DATA LISTING: Begin

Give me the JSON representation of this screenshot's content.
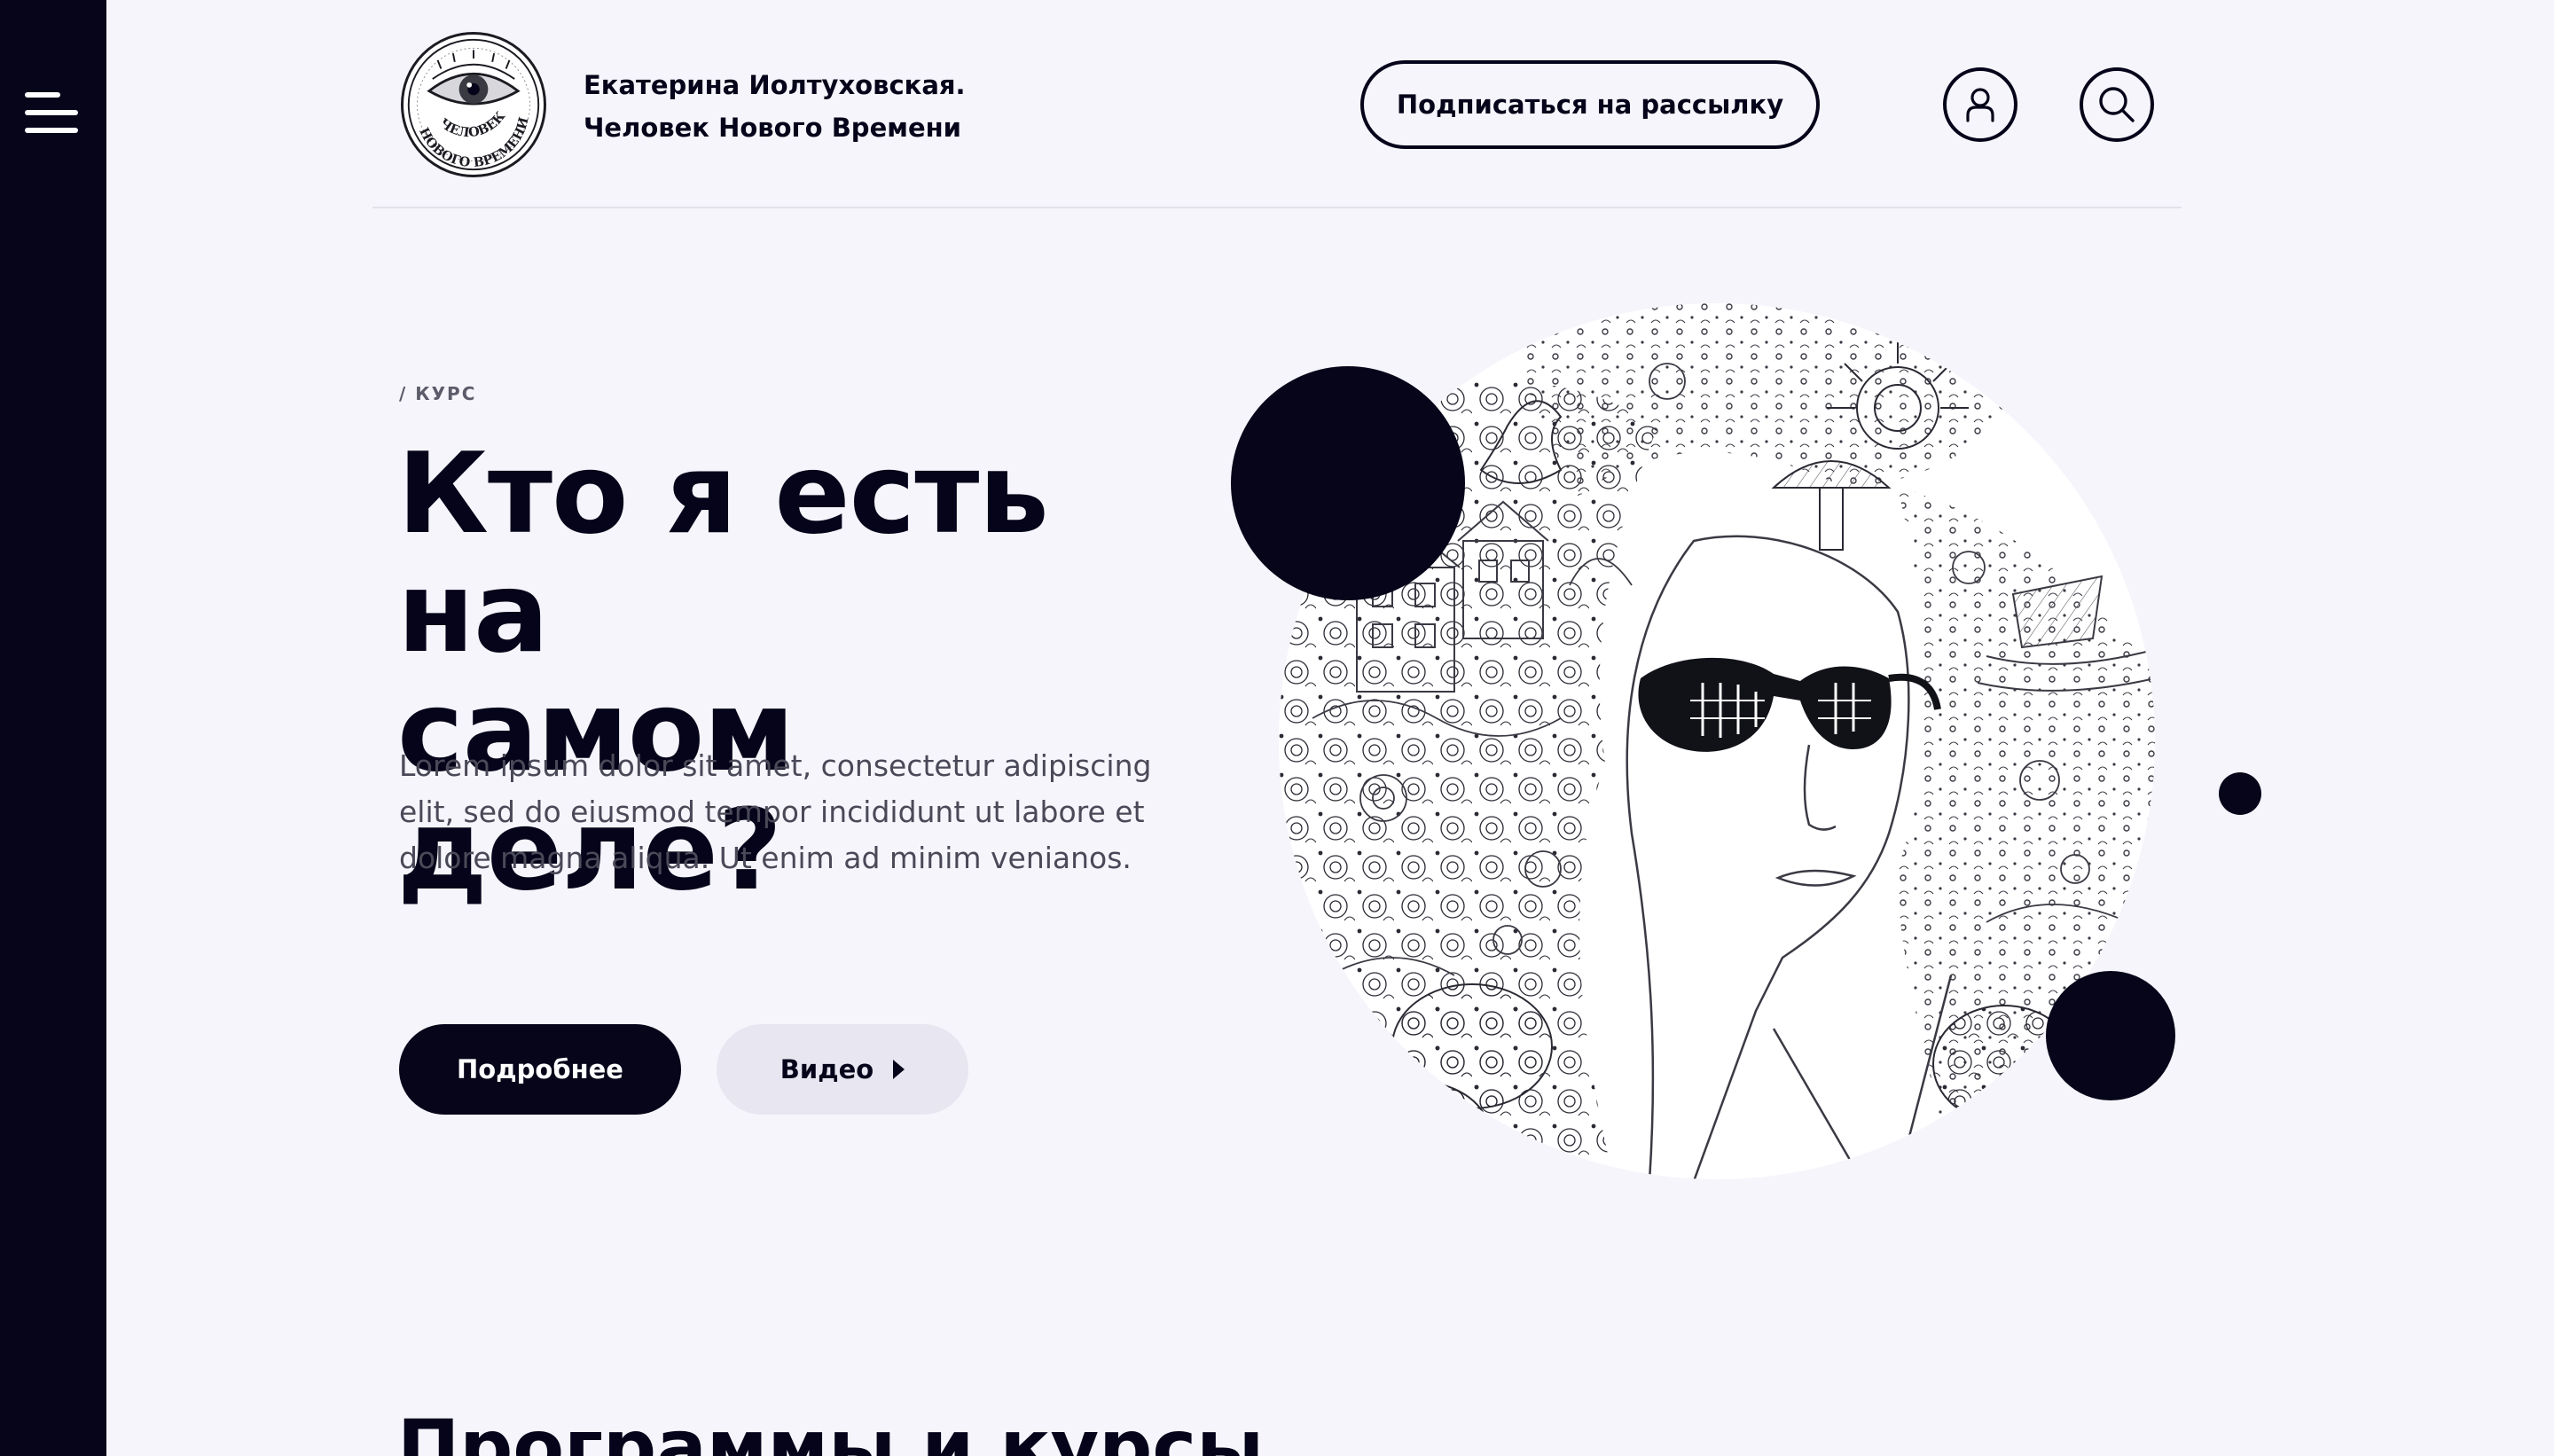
{
  "header": {
    "brand_line1": "Екатерина Иолтуховская.",
    "brand_line2": "Человек Нового Времени",
    "subscribe_label": "Подписаться на рассылку"
  },
  "hero": {
    "breadcrumb": "/ КУРС",
    "title_line1": "Кто я есть на",
    "title_line2": "самом деле?",
    "text_line1": "Lorem ipsum dolor sit amet, consectetur adipiscing",
    "text_line2": "elit, sed do eiusmod tempor incididunt ut labore et",
    "text_line3": "dolore magna aliqua. Ut enim ad minim venianos.",
    "more_label": "Подробнее",
    "video_label": "Видео"
  },
  "programs": {
    "title": "Программы и курсы"
  },
  "logo": {
    "line1": "ЧЕЛОВЕК",
    "line2": "НОВОГО ВРЕМЕНИ"
  },
  "icons": {
    "menu": "menu-icon",
    "user": "user-icon",
    "search": "search-icon",
    "play": "play-icon"
  },
  "colors": {
    "background": "#f6f5fb",
    "dark": "#06051a",
    "secondary_button": "#e8e6f0",
    "body_text": "#4a4958"
  }
}
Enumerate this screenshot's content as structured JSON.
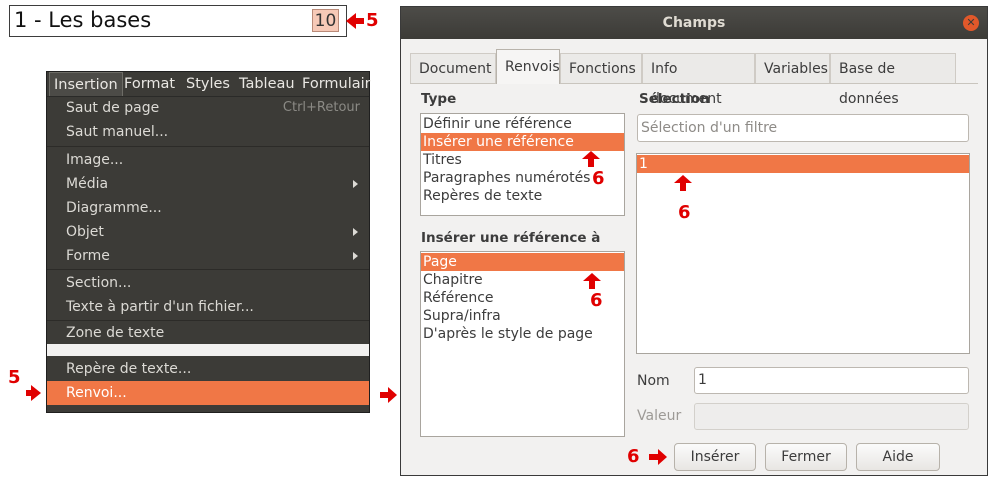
{
  "heading": {
    "text": "1 - Les bases",
    "page_number": "10"
  },
  "markers": {
    "step5": "5",
    "step6": "6"
  },
  "menu": {
    "bar": [
      "Insertion",
      "Format",
      "Styles",
      "Tableau",
      "Formulair"
    ],
    "items": [
      {
        "label": "Saut de page",
        "shortcut": "Ctrl+Retour"
      },
      {
        "label": "Saut manuel..."
      },
      {
        "label": "Image..."
      },
      {
        "label": "Média"
      },
      {
        "label": "Diagramme..."
      },
      {
        "label": "Objet"
      },
      {
        "label": "Forme"
      },
      {
        "label": "Section..."
      },
      {
        "label": "Texte à partir d'un fichier..."
      },
      {
        "label": "Zone de texte"
      },
      {
        "label": "Repère de texte..."
      },
      {
        "label": "Renvoi..."
      }
    ]
  },
  "dialog": {
    "title": "Champs",
    "tabs": [
      "Document",
      "Renvois",
      "Fonctions",
      "Info document",
      "Variables",
      "Base de données"
    ],
    "type_label": "Type",
    "type_items": [
      "Définir une référence",
      "Insérer une référence",
      "Titres",
      "Paragraphes numérotés",
      "Repères de texte"
    ],
    "insert_ref_label": "Insérer une référence à",
    "insert_ref_items": [
      "Page",
      "Chapitre",
      "Référence",
      "Supra/infra",
      "D'après le style de page"
    ],
    "selection_label": "Sélection",
    "filter_placeholder": "Sélection d'un filtre",
    "selection_items": [
      "1"
    ],
    "name_label": "Nom",
    "name_value": "1",
    "value_label": "Valeur",
    "buttons": {
      "insert": "Insérer",
      "close": "Fermer",
      "help": "Aide"
    }
  },
  "colors": {
    "highlight": "#f07746",
    "marker": "#e00000",
    "menu_bg": "#3c3b37"
  }
}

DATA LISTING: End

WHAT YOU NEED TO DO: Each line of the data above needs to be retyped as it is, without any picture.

OUTPUT OF THE TASK:
Give me the JSON representation of this screenshot's content.
{
  "header": {
    "brand_line1": "Екатерина Иолтуховская.",
    "brand_line2": "Человек Нового Времени",
    "subscribe_label": "Подписаться на рассылку"
  },
  "hero": {
    "breadcrumb": "/ КУРС",
    "title_line1": "Кто я есть на",
    "title_line2": "самом деле?",
    "text_line1": "Lorem ipsum dolor sit amet, consectetur adipiscing",
    "text_line2": "elit, sed do eiusmod tempor incididunt ut labore et",
    "text_line3": "dolore magna aliqua. Ut enim ad minim venianos.",
    "more_label": "Подробнее",
    "video_label": "Видео"
  },
  "programs": {
    "title": "Программы и курсы"
  },
  "logo": {
    "line1": "ЧЕЛОВЕК",
    "line2": "НОВОГО ВРЕМЕНИ"
  },
  "icons": {
    "menu": "menu-icon",
    "user": "user-icon",
    "search": "search-icon",
    "play": "play-icon"
  },
  "colors": {
    "background": "#f6f5fb",
    "dark": "#06051a",
    "secondary_button": "#e8e6f0",
    "body_text": "#4a4958"
  }
}
Enumerate this screenshot's content as structured JSON.
{
  "heading": {
    "text": "1 - Les bases",
    "page_number": "10"
  },
  "markers": {
    "step5": "5",
    "step6": "6"
  },
  "menu": {
    "bar": [
      "Insertion",
      "Format",
      "Styles",
      "Tableau",
      "Formulair"
    ],
    "items": [
      {
        "label": "Saut de page",
        "shortcut": "Ctrl+Retour"
      },
      {
        "label": "Saut manuel..."
      },
      {
        "label": "Image..."
      },
      {
        "label": "Média"
      },
      {
        "label": "Diagramme..."
      },
      {
        "label": "Objet"
      },
      {
        "label": "Forme"
      },
      {
        "label": "Section..."
      },
      {
        "label": "Texte à partir d'un fichier..."
      },
      {
        "label": "Zone de texte"
      },
      {
        "label": "Repère de texte..."
      },
      {
        "label": "Renvoi..."
      }
    ]
  },
  "dialog": {
    "title": "Champs",
    "tabs": [
      "Document",
      "Renvois",
      "Fonctions",
      "Info document",
      "Variables",
      "Base de données"
    ],
    "type_label": "Type",
    "type_items": [
      "Définir une référence",
      "Insérer une référence",
      "Titres",
      "Paragraphes numérotés",
      "Repères de texte"
    ],
    "insert_ref_label": "Insérer une référence à",
    "insert_ref_items": [
      "Page",
      "Chapitre",
      "Référence",
      "Supra/infra",
      "D'après le style de page"
    ],
    "selection_label": "Sélection",
    "filter_placeholder": "Sélection d'un filtre",
    "selection_items": [
      "1"
    ],
    "name_label": "Nom",
    "name_value": "1",
    "value_label": "Valeur",
    "buttons": {
      "insert": "Insérer",
      "close": "Fermer",
      "help": "Aide"
    }
  },
  "colors": {
    "highlight": "#f07746",
    "marker": "#e00000",
    "menu_bg": "#3c3b37"
  }
}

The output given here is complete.